__Aim of the task__
From the first line to the last, please reproduce the material exactly, skipping the pictures.
»»
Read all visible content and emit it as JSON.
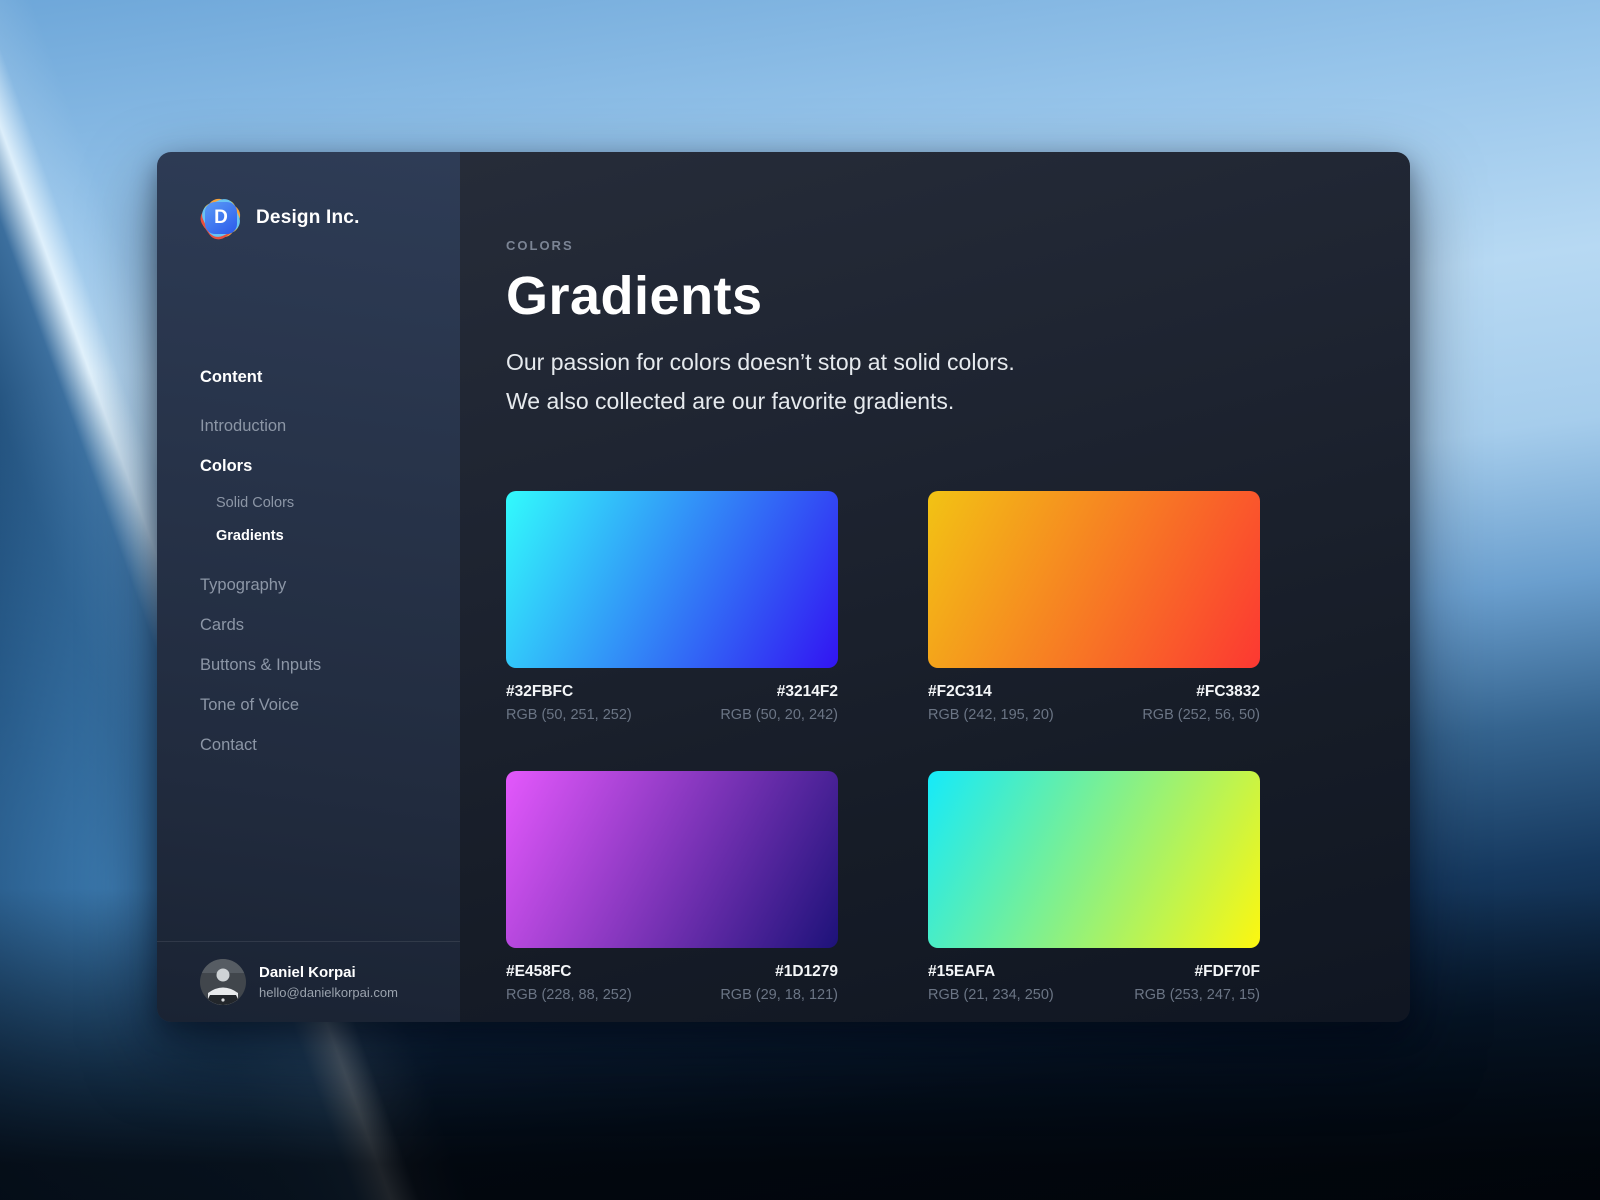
{
  "brand": {
    "name": "Design Inc.",
    "logo_letter": "D"
  },
  "sidebar": {
    "nav": [
      {
        "label": "Content"
      },
      {
        "label": "Introduction"
      },
      {
        "label": "Colors"
      },
      {
        "label": "Solid Colors"
      },
      {
        "label": "Gradients"
      },
      {
        "label": "Typography"
      },
      {
        "label": "Cards"
      },
      {
        "label": "Buttons & Inputs"
      },
      {
        "label": "Tone of Voice"
      },
      {
        "label": "Contact"
      }
    ],
    "user": {
      "name": "Daniel Korpai",
      "email": "hello@danielkorpai.com"
    }
  },
  "main": {
    "eyebrow": "COLORS",
    "title": "Gradients",
    "description_line1": "Our passion for colors doesn’t stop at solid colors.",
    "description_line2": "We also collected are our favorite gradients.",
    "gradient_angle_deg": 118,
    "gradients": [
      {
        "from_hex": "#32FBFC",
        "from_rgb": "RGB (50, 251, 252)",
        "to_hex": "#3214F2",
        "to_rgb": "RGB (50, 20, 242)"
      },
      {
        "from_hex": "#F2C314",
        "from_rgb": "RGB (242, 195, 20)",
        "to_hex": "#FC3832",
        "to_rgb": "RGB (252, 56, 50)"
      },
      {
        "from_hex": "#E458FC",
        "from_rgb": "RGB (228, 88, 252)",
        "to_hex": "#1D1279",
        "to_rgb": "RGB (29, 18, 121)"
      },
      {
        "from_hex": "#15EAFA",
        "from_rgb": "RGB (21, 234, 250)",
        "to_hex": "#FDF70F",
        "to_rgb": "RGB (253, 247, 15)"
      }
    ]
  }
}
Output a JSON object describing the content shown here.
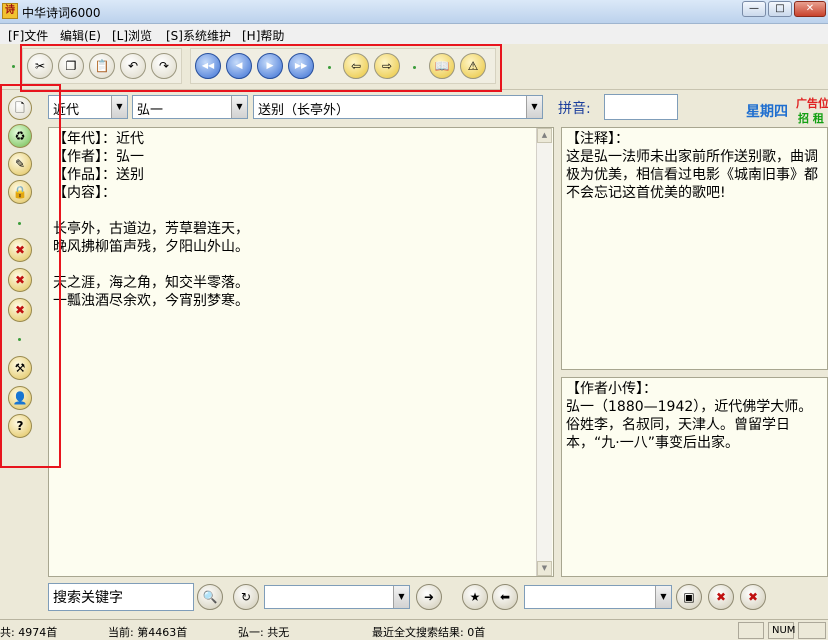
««
__Output below__
Read all visible content and emit it as JSON.
{
  "brand": {
    "name": "Design Inc.",
    "logo_letter": "D"
  },
  "sidebar": {
    "nav": [
      {
        "label": "Content"
      },
      {
        "label": "Introduction"
      },
      {
        "label": "Colors"
      },
      {
        "label": "Solid Colors"
      },
      {
        "label": "Gradients"
      },
      {
        "label": "Typography"
      },
      {
        "label": "Cards"
      },
      {
        "label": "Buttons & Inputs"
      },
      {
        "label": "Tone of Voice"
      },
      {
        "label": "Contact"
      }
    ],
    "user": {
      "name": "Daniel Korpai",
      "email": "hello@danielkorpai.com"
    }
  },
  "main": {
    "eyebrow": "COLORS",
    "title": "Gradients",
    "description_line1": "Our passion for colors doesn’t stop at solid colors.",
    "description_line2": "We also collected are our favorite gradients.",
    "gradient_angle_deg": 118,
    "gradients": [
      {
        "from_hex": "#32FBFC",
        "from_rgb": "RGB (50, 251, 252)",
        "to_hex": "#3214F2",
        "to_rgb": "RGB (50, 20, 242)"
      },
      {
        "from_hex": "#F2C314",
        "from_rgb": "RGB (242, 195, 20)",
        "to_hex": "#FC3832",
        "to_rgb": "RGB (252, 56, 50)"
      },
      {
        "from_hex": "#E458FC",
        "from_rgb": "RGB (228, 88, 252)",
        "to_hex": "#1D1279",
        "to_rgb": "RGB (29, 18, 121)"
      },
      {
        "from_hex": "#15EAFA",
        "from_rgb": "RGB (21, 234, 250)",
        "to_hex": "#FDF70F",
        "to_rgb": "RGB (253, 247, 15)"
      }
    ]
  }
}
Output a JSON object describing the content shown here.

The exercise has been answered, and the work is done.